Keeping physically fit and bodybuilding is increasingly popular today, and there is no end to the cyclists and joggers in the city parks and country lanes. A sizable industry has developed to support making the most of our physical bodies; gyms, clubs, and bodybuilding products are readily available to buy on the high street or online.
There are also many mental health specialists available today who, for a fee, will peer into our minds and advise us on techniques to change unhelpful cognitive behaviours that affect the quality of our lives.
So mind and body are probably better tuned today than ever. However, we often see these two words ‘mind and body’ associated with the word ‘soul’ – but how do we encourage our soul to be all it could be? The thing is, the soul’s development is an entirely different process.
The Golden Rule
Jesus gave a simple rule, known as the Golden Rule, which he offered during his Sermon on the Mount. The Golden Rule is to treat others as we would like to be treated ourselves. We cannot pay anyone to do this for us or buy products from Amazon to help us out with doing it ourselves.
Jesus knew the human soul well, and he understood too well that it is innately selfish. The Golden Rule provides a standard by which naturally selfish people (which is most of us) can temper our thoughts and actions by simply thinking of how we would like people to be with us, and then treat others in that way.
As we fine-tune our bodies and minds with physical and mental activities, we can also refine our souls, and those of others, by using this simple Golden Rule, which operates at a deeper level of being.

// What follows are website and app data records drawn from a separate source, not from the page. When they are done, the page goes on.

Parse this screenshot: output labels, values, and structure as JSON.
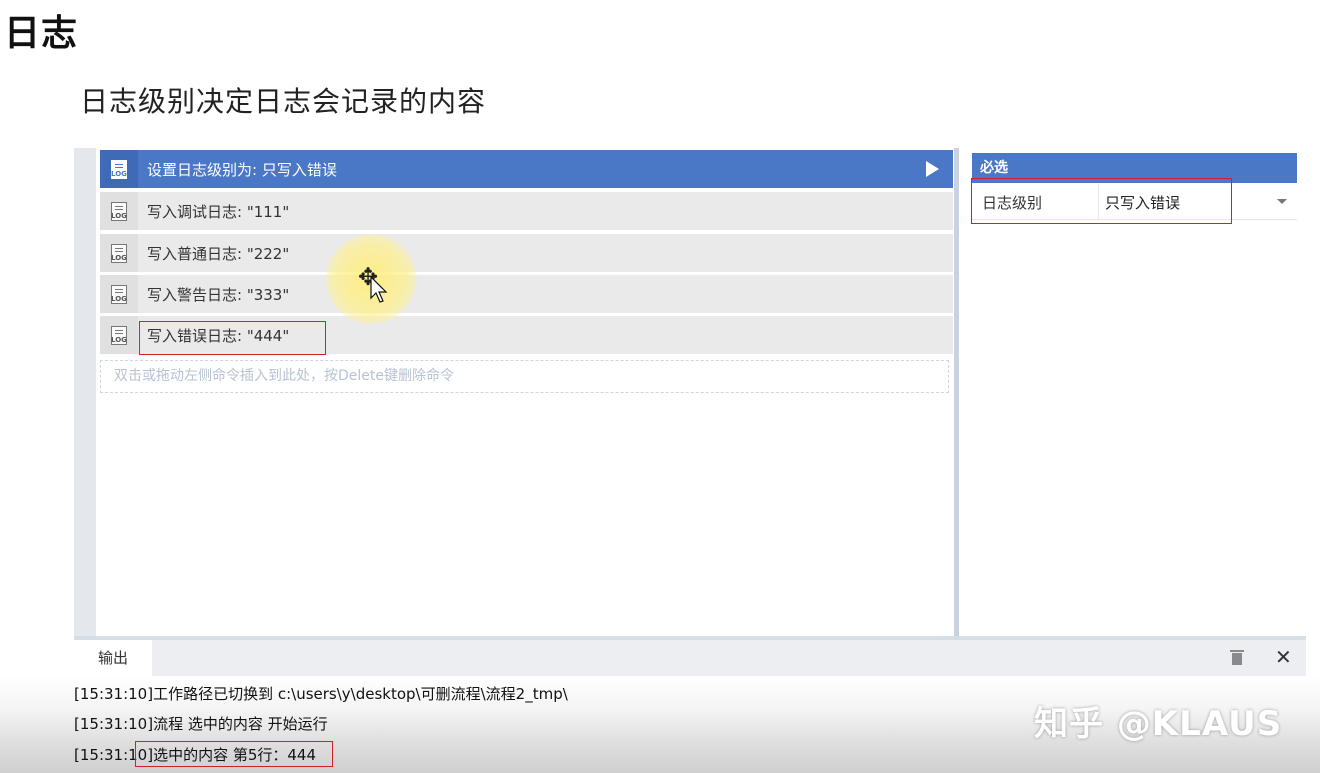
{
  "page": {
    "title": "日志",
    "subtitle": "日志级别决定日志会记录的内容"
  },
  "commands": [
    {
      "label": "设置日志级别为: 只写入错误",
      "icon": "log-settings-icon",
      "selected": true
    },
    {
      "label": "写入调试日志: \"111\"",
      "icon": "log-icon",
      "selected": false
    },
    {
      "label": "写入普通日志: \"222\"",
      "icon": "log-icon",
      "selected": false
    },
    {
      "label": "写入警告日志: \"333\"",
      "icon": "log-icon",
      "selected": false
    },
    {
      "label": "写入错误日志: \"444\"",
      "icon": "log-icon",
      "selected": false
    }
  ],
  "icon_text": "LOG",
  "drop_hint": "双击或拖动左侧命令插入到此处，按Delete键删除命令",
  "properties": {
    "section": "必选",
    "rows": [
      {
        "name": "日志级别",
        "value": "只写入错误"
      }
    ]
  },
  "output": {
    "tab_label": "输出",
    "lines": [
      "[15:31:10]工作路径已切换到 c:\\users\\y\\desktop\\可删流程\\流程2_tmp\\",
      "[15:31:10]流程 选中的内容 开始运行",
      "[15:31:10]选中的内容 第5行：444"
    ]
  },
  "watermark": "知乎 @KLAUS",
  "colors": {
    "accent": "#4a78c6",
    "highlight_border": "#d0202a",
    "cursor_halo": "#ffee78"
  }
}
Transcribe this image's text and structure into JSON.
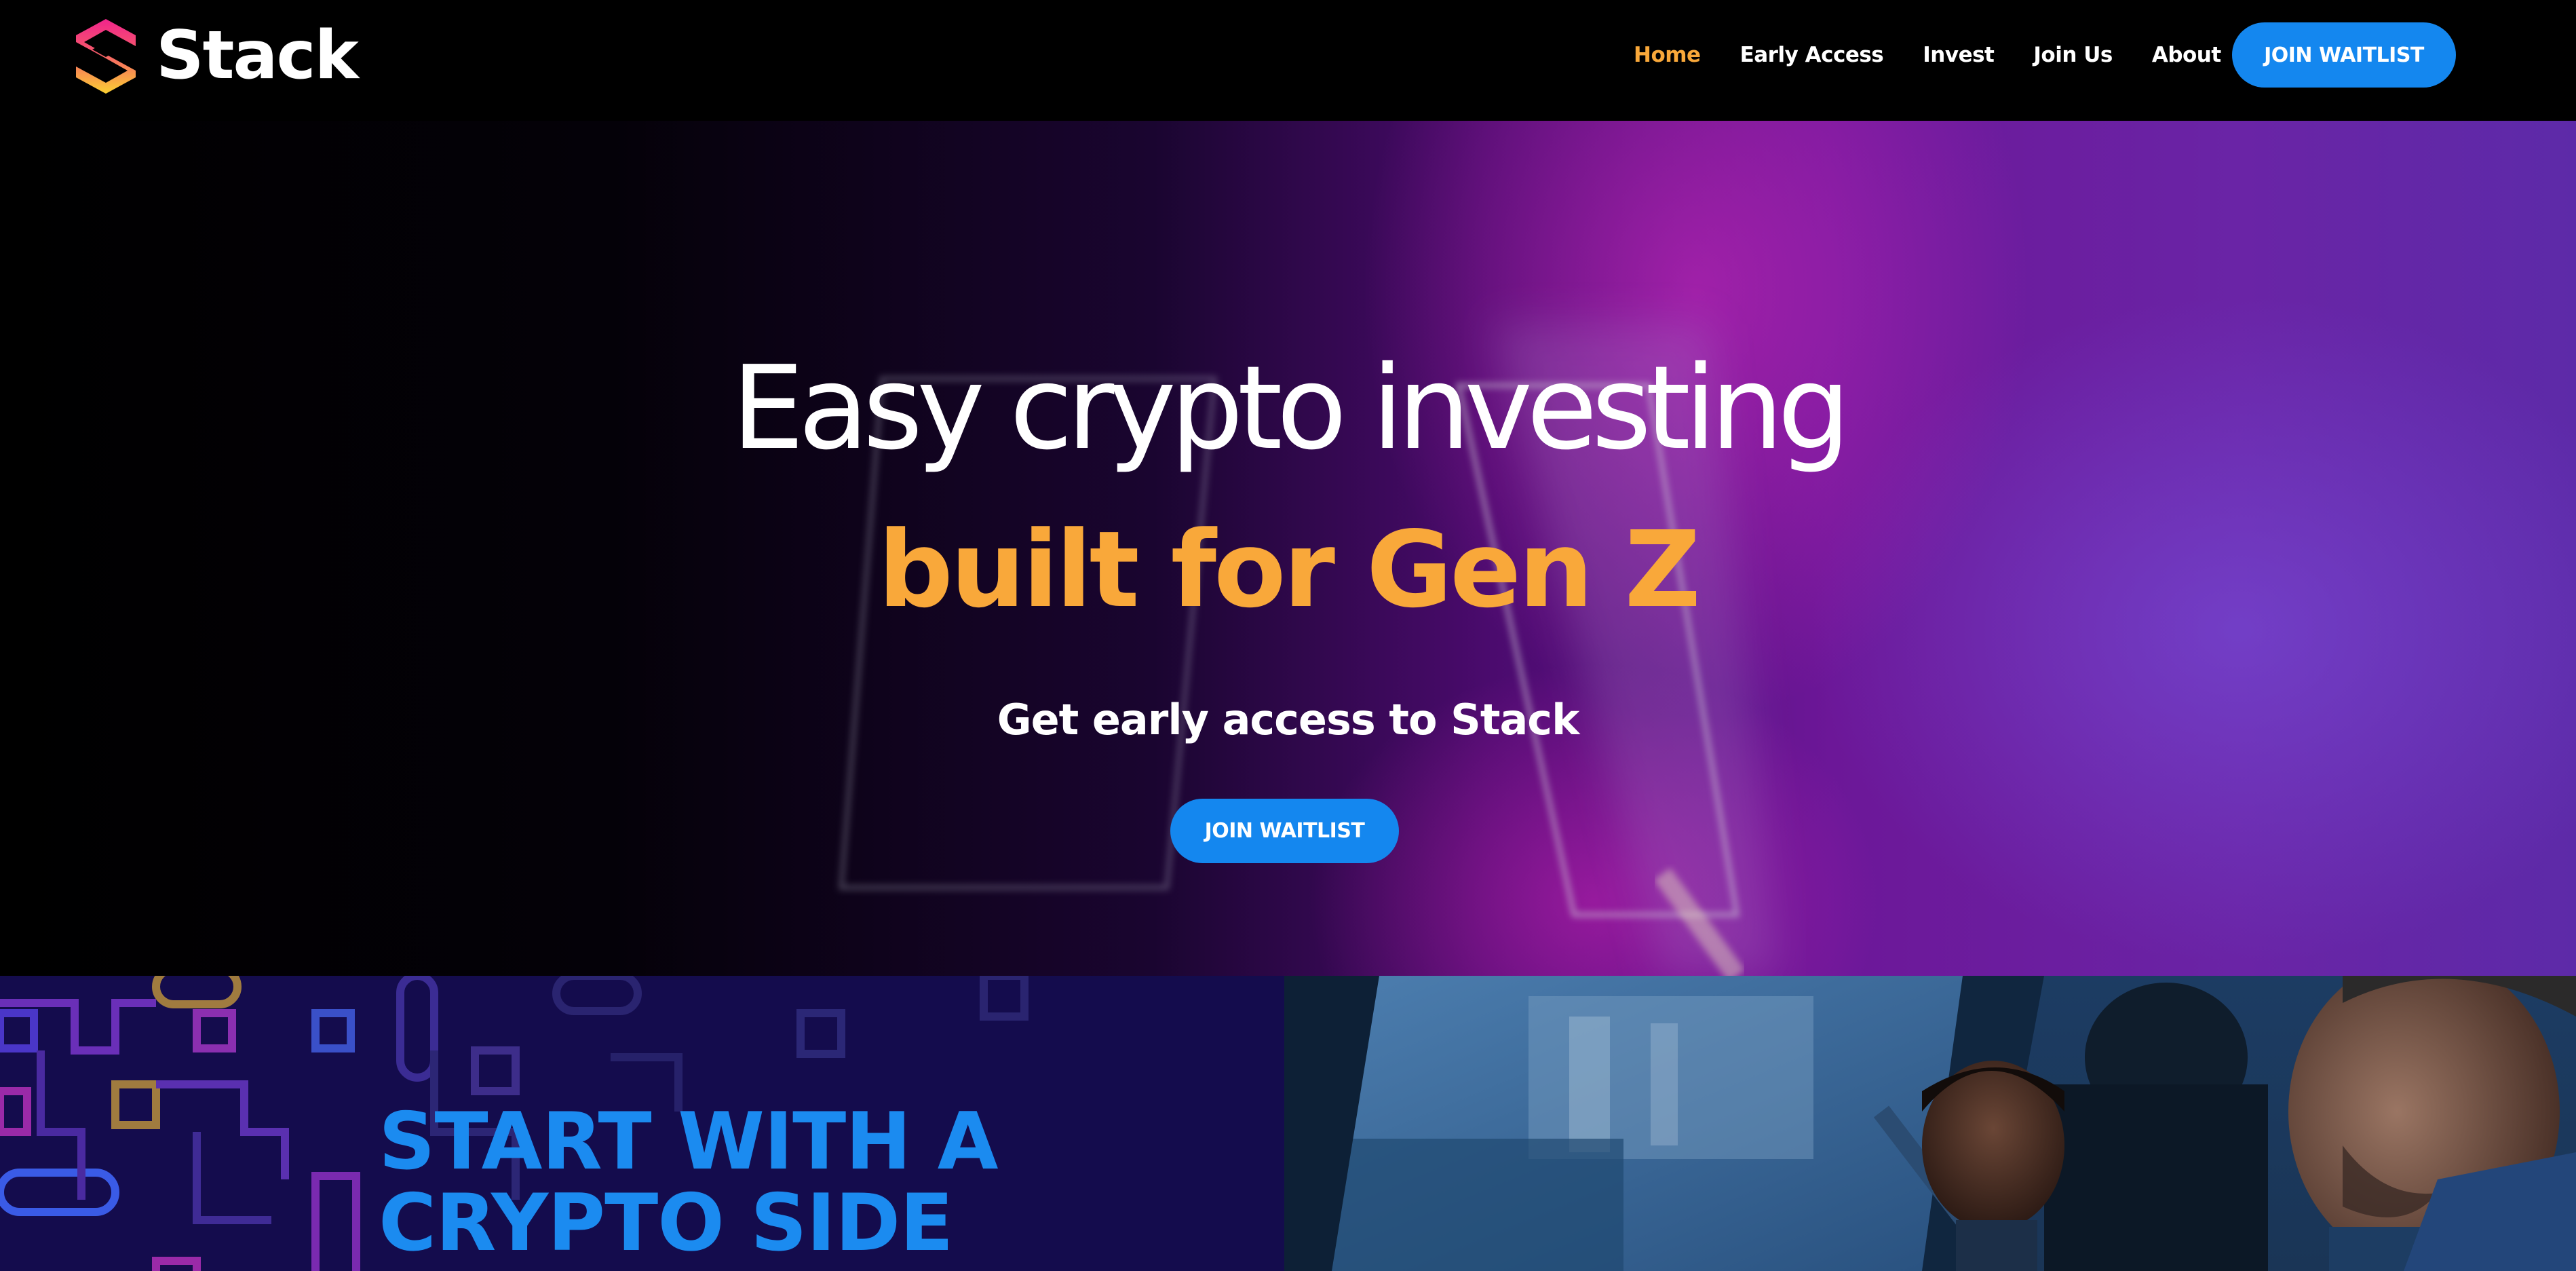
{
  "brand": {
    "name": "Stack"
  },
  "nav": {
    "links": [
      {
        "label": "Home",
        "active": true
      },
      {
        "label": "Early Access",
        "active": false
      },
      {
        "label": "Invest",
        "active": false
      },
      {
        "label": "Join Us",
        "active": false
      },
      {
        "label": "About",
        "active": false
      }
    ],
    "cta_label": "JOIN WAITLIST"
  },
  "hero": {
    "title_line1": "Easy crypto investing",
    "title_line2": "built for Gen Z",
    "subtitle": "Get early access to Stack",
    "cta_label": "JOIN WAITLIST"
  },
  "side_section": {
    "heading_line1": "START WITH A",
    "heading_line2": "CRYPTO SIDE"
  },
  "colors": {
    "accent_orange": "#f9a83a",
    "button_blue": "#1487ef",
    "heading_blue": "#1b8bf0",
    "navbar_bg": "#000000"
  },
  "icons": {
    "logo": "stack-logo-icon"
  }
}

Have You Filled a Bucket Today?
An easy way of explaining this is with an amazing technique taught to children (adults of all ages can benefit from it also) by Carol McCloud and David Messing in the book Have You Filled a Bucket today?
The idea is that we all call carry an invisible bucket around with us. These are emotional buckets, and when ours is full, we feel content, joyful and peaceful. However, we feel low, discouraged, and unhappy when it is empty.

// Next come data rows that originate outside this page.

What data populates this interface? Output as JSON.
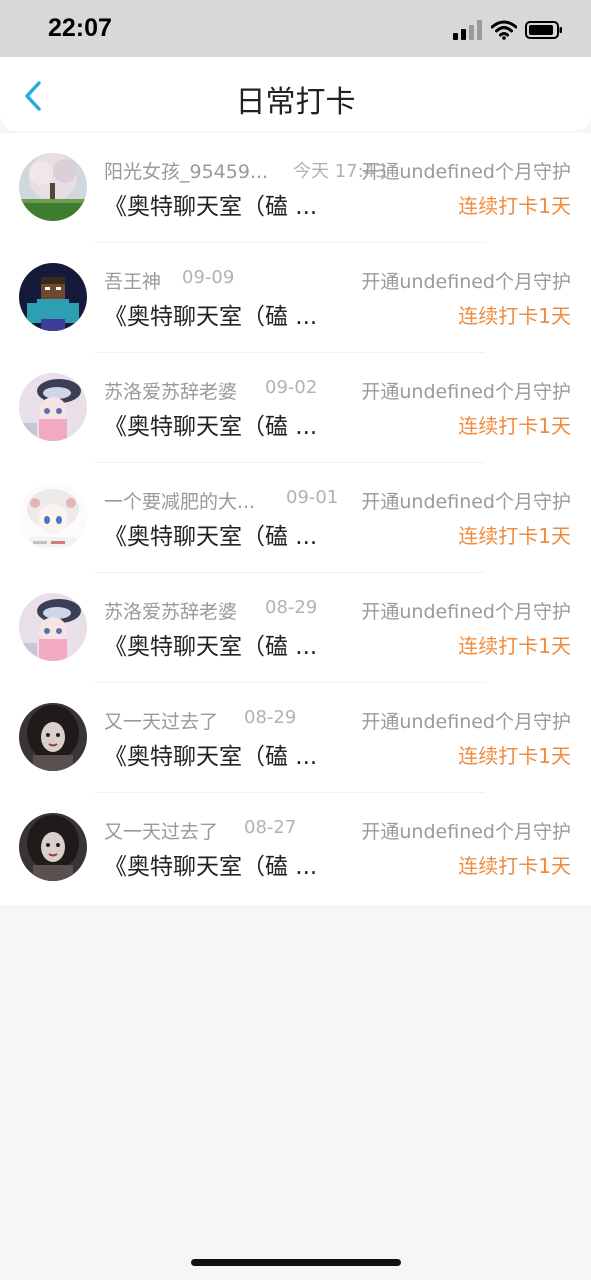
{
  "status_bar": {
    "time": "22:07"
  },
  "header": {
    "title": "日常打卡"
  },
  "rows": [
    {
      "name": "阳光女孩_95459...",
      "date": "今天 17:43",
      "guard": "开通undefined个月守护",
      "room": "《奥特聊天室（磕 ...",
      "streak": "连续打卡1天",
      "avatar": "tree-photo"
    },
    {
      "name": "吾王神",
      "date": "09-09",
      "guard": "开通undefined个月守护",
      "room": "《奥特聊天室（磕 ...",
      "streak": "连续打卡1天",
      "avatar": "pixel-character"
    },
    {
      "name": "苏洛爱苏辞老婆",
      "date": "09-02",
      "guard": "开通undefined个月守护",
      "room": "《奥特聊天室（磕 ...",
      "streak": "连续打卡1天",
      "avatar": "anime-girl-pink"
    },
    {
      "name": "一个要减肥的大...",
      "date": "09-01",
      "guard": "开通undefined个月守护",
      "room": "《奥特聊天室（磕 ...",
      "streak": "连续打卡1天",
      "avatar": "anime-girl-white"
    },
    {
      "name": "苏洛爱苏辞老婆",
      "date": "08-29",
      "guard": "开通undefined个月守护",
      "room": "《奥特聊天室（磕 ...",
      "streak": "连续打卡1天",
      "avatar": "anime-girl-pink"
    },
    {
      "name": "又一天过去了",
      "date": "08-29",
      "guard": "开通undefined个月守护",
      "room": "《奥特聊天室（磕 ...",
      "streak": "连续打卡1天",
      "avatar": "dark-portrait"
    },
    {
      "name": "又一天过去了",
      "date": "08-27",
      "guard": "开通undefined个月守护",
      "room": "《奥特聊天室（磕 ...",
      "streak": "连续打卡1天",
      "avatar": "dark-portrait"
    }
  ],
  "colors": {
    "accent": "#2aa7e0",
    "streak": "#f08b3d",
    "secondary_text": "#9a9a9a"
  }
}
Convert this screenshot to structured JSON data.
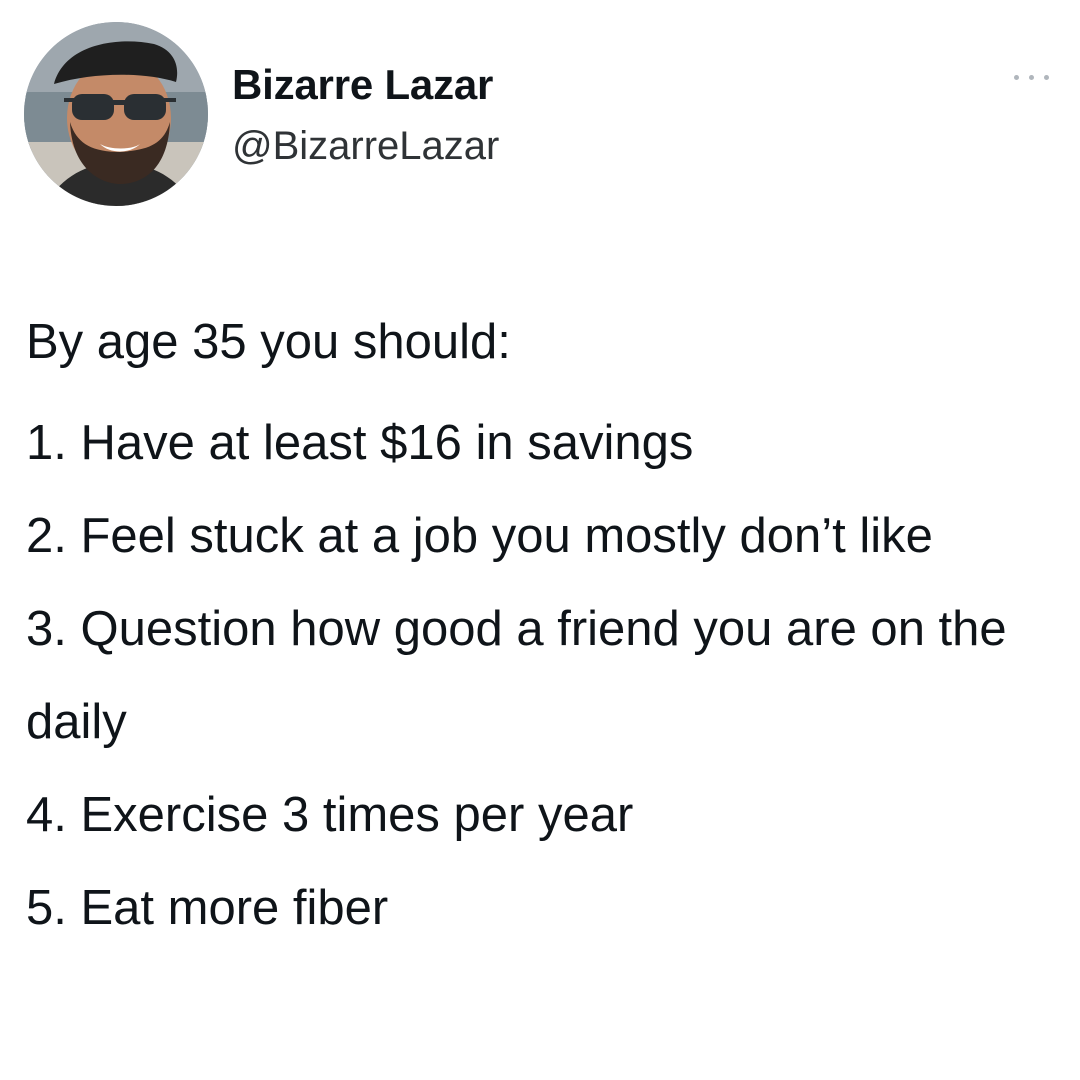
{
  "author": {
    "name": "Bizarre Lazar",
    "handle": "@BizarreLazar",
    "avatar_icon": "profile-photo"
  },
  "more_icon": "ellipsis-icon",
  "tweet": {
    "intro": "By age 35 you should:",
    "items": [
      "1. Have at least $16 in savings",
      "2. Feel stuck at a job you mostly don’t like",
      "3. Question how good a friend you are on the daily",
      "4. Exercise 3 times per year",
      "5. Eat more fiber"
    ]
  },
  "colors": {
    "background": "#ffffff",
    "text": "#0f1419",
    "handle": "#2f3336",
    "more_dots": "#b0b6bc"
  }
}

People are either bucket fillers or bucket dippers. A bucket filler is a supportive and encouraging person, whilst a bucket dipper detracts from others through a detached attitude.
Interestingly, when bucket fillers invest themselves in and promote the well-being of others, their own bucket gets filled too. Likewise, bucket dippers also diminish their own bucket and well being as they fail to support others.
What does this mean for us today?
Jesus taught that when we treat others as we would like to be treated, we start becoming what God intended for us as we use our lives and resources to help others flourish.
Living in this way, we also conform to another standard Jesus taught in the Sermon on the Mount; we will be building our lives on a solid rock, so when the winds and storms of life appear, we will be able to withstand the pressures and protect ourselves during the turbulence.
Our souls will develop and shine when we are bucket fillers, so instead of reminding others of their faults and failures – let’s pour into those we meet today what others, however small and through the love of God, have poured into us. Let’s bring a little bit of heaven closer to earth.
You can find out more about Jesus in the links below – or contact me to learn more: